- Liquidity – Liquidity is the price difference between the buying and selling price. More liquid securities will have a tighter spread. Poor liquidity can create real problems if you need the money for an emergency or short-term goal. Look for funds that have sufficient liquidity to allow withdrawals any time.
If you have chosen an active strategy, here are the traits to look for in an actively managed mutual fund:
- Consistent, Thoughtful Strategies – Successful funds tend to be driven by consistent, repeatable strategies. Most strategies will hit a rough patch of lackluster performance eventually, but the key to long-term success is staying focused on the strategy and riding them out. You do not want to see a manager who suddenly switches strategies midstream to either accommodate the next hot fad or marketing folks trying to sell the fund.
- Experienced, Successful Management – Experienced, successful managers are less prone to get caught up in fads or short-term trends. They are also likely to demand more from newer analysts, deepening the quality of the managers at their fund and organization.
- Low Expenses – As mentioned before, expenses have greater predictive value than any other data point when it comes to investments. True, there will always be a handful of costly funds with great performance, but they’re less likely to enjoy continued success than those with lower expenses. Realistically, returns on stocks and bonds may be modest for the next decade, so every penny saved in expenses can have a big impact 10 years from now. Load funds (commission charged upfront) seriously degrades the principal and compound interest your investment will earn in the long-run.
- Responsible Fiduciaries – You want a fund manager that act in the best interests of shareholders. Invest in funds where the managers are compensated based on long-term performance, who have skin in the game and invest in their own funds, and communicate regularly with fund holders. Funds with large sums of managers’ money at stake often are managed in a more tax-efficient manner!

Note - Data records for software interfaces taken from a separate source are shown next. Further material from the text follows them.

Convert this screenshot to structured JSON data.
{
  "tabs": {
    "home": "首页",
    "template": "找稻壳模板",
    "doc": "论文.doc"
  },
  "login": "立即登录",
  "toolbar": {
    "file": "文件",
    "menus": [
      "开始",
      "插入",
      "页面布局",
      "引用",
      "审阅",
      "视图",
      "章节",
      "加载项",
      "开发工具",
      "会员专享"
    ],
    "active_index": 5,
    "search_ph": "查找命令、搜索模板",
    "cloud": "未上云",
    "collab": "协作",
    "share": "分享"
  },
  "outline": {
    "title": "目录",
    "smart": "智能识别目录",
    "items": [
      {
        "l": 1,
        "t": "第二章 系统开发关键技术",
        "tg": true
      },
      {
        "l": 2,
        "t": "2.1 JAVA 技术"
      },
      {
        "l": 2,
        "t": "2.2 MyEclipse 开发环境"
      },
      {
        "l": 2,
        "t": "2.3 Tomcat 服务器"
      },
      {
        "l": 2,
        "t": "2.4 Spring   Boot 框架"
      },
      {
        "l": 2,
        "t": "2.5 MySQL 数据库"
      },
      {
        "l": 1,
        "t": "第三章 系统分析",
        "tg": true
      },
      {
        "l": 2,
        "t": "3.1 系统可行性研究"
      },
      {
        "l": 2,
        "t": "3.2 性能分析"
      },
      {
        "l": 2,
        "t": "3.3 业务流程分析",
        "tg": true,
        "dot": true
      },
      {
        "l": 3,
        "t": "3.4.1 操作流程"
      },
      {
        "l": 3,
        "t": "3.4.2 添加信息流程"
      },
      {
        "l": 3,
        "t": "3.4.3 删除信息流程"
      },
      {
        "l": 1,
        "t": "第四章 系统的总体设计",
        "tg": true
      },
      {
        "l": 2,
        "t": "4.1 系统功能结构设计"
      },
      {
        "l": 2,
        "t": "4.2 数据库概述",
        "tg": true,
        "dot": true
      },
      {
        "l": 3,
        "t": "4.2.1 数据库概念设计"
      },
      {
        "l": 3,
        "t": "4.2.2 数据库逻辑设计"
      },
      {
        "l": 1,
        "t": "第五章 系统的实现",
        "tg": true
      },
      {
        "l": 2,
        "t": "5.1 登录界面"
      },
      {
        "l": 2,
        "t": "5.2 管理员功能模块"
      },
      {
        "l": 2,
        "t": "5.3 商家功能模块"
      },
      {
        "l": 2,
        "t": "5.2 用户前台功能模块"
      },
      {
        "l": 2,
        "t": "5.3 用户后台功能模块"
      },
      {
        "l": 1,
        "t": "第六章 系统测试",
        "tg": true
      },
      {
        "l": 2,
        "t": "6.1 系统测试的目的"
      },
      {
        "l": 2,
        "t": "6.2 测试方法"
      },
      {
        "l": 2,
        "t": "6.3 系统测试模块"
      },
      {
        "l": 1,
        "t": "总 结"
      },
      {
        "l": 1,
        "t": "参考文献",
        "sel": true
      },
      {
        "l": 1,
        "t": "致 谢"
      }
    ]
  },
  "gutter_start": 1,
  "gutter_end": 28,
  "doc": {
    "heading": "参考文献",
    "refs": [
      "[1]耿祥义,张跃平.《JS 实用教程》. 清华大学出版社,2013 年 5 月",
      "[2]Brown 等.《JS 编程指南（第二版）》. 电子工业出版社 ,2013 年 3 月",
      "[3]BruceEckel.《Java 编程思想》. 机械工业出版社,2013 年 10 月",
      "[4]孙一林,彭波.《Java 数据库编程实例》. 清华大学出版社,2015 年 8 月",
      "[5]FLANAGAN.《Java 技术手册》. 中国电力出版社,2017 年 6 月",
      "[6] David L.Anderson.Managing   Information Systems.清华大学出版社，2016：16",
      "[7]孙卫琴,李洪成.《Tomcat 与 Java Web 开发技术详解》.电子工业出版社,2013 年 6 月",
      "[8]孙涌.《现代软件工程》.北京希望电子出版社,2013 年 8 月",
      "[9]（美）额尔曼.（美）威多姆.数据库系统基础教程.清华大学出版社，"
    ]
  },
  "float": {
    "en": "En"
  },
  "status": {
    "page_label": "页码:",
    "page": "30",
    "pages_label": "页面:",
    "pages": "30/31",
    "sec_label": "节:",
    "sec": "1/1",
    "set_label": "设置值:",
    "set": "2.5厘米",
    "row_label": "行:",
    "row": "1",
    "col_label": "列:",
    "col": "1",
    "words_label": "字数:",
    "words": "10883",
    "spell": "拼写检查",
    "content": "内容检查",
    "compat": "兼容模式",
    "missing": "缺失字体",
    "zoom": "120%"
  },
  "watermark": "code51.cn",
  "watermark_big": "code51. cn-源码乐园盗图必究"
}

By law, each mutual fund is required to file a prospectus and regular shareholder reports with the SEC. Before you invest, be sure to read the prospectus and the required shareholder reports. Additionally, the investment portfolios of mutual funds are managed by separate entities know as “investment advisers” that are registered with the SEC. Always check that the investment adviser is registered before investing.